EXERCISE DETAILS: Write only the number of lines in the entries below that contain the string "icon".

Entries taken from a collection
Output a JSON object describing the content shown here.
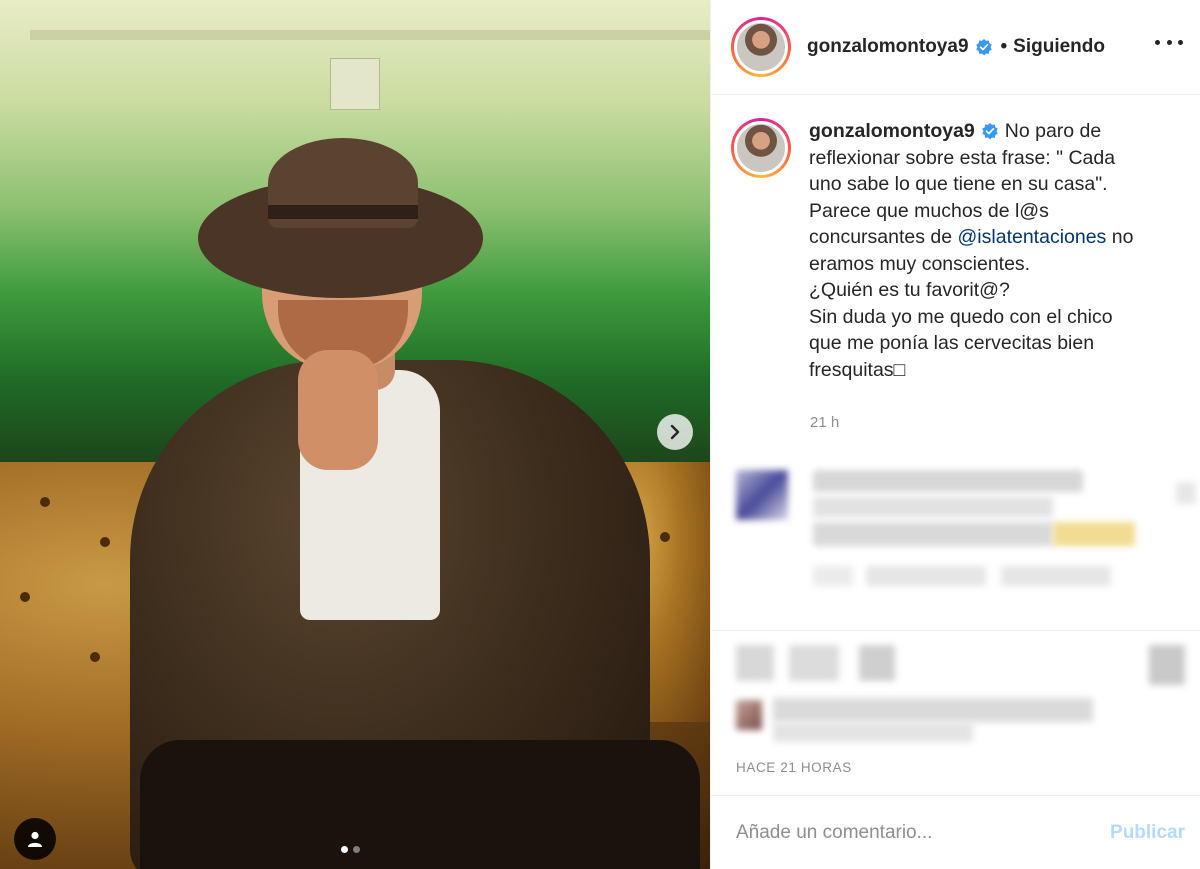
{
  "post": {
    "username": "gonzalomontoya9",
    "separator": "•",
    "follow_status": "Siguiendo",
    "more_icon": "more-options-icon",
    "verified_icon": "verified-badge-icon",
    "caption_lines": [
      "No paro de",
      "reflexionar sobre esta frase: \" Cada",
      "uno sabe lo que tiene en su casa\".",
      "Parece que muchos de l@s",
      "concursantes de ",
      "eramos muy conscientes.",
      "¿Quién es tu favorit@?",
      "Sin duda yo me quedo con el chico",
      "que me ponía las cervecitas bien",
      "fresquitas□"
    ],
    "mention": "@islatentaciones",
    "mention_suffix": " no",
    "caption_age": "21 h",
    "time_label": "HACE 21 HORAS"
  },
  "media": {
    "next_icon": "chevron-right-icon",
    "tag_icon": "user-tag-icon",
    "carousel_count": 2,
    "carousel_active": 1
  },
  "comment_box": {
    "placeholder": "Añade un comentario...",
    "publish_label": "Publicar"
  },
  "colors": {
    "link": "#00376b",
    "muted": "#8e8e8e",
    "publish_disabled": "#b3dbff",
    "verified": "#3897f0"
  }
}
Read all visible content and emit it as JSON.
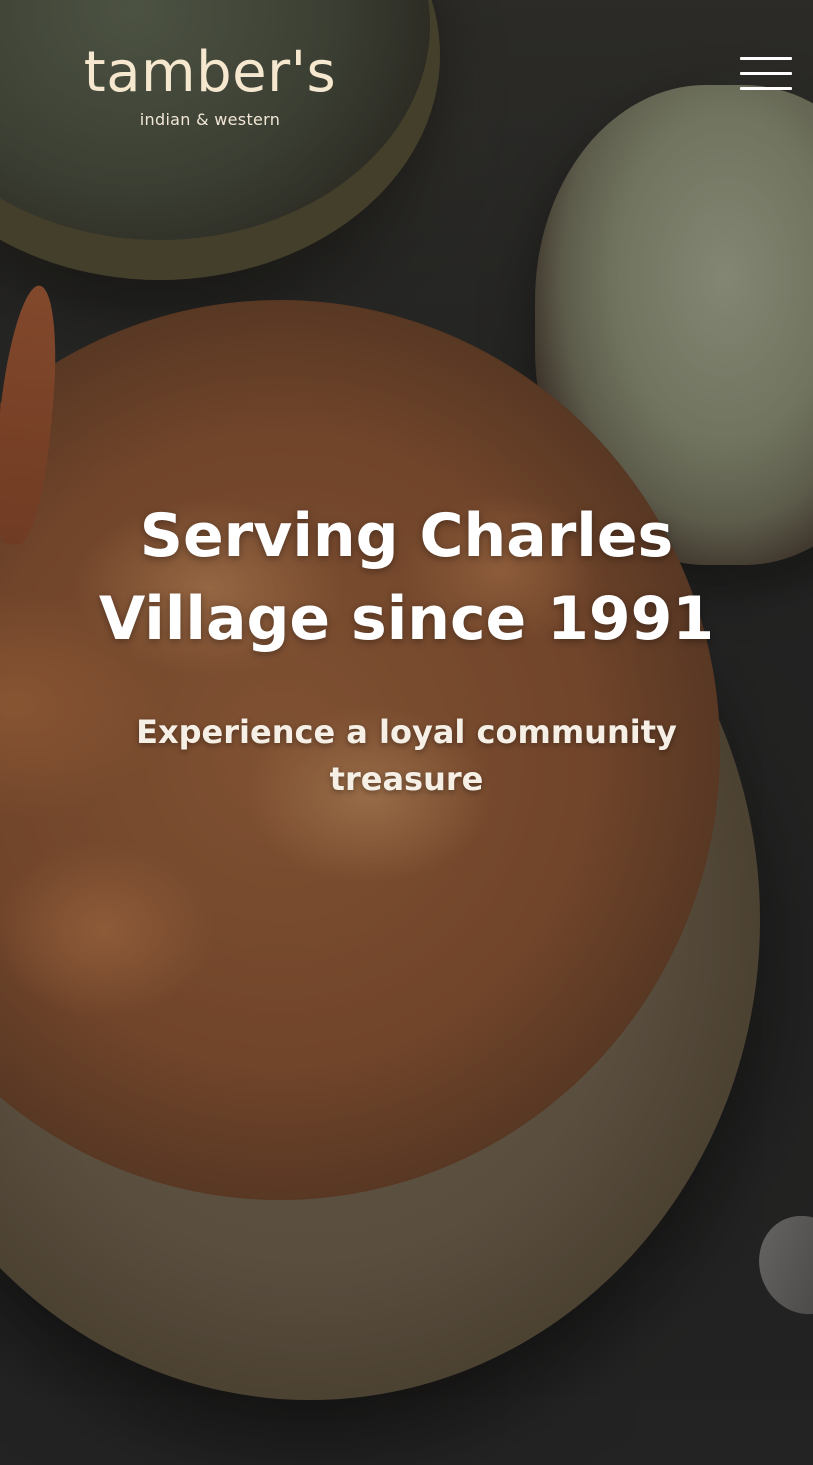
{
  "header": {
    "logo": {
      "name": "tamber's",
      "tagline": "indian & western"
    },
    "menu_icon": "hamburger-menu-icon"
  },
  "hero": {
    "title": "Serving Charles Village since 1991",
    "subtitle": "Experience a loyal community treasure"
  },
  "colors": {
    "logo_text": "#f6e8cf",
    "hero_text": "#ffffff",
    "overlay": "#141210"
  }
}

WORKED SOLUTION: 5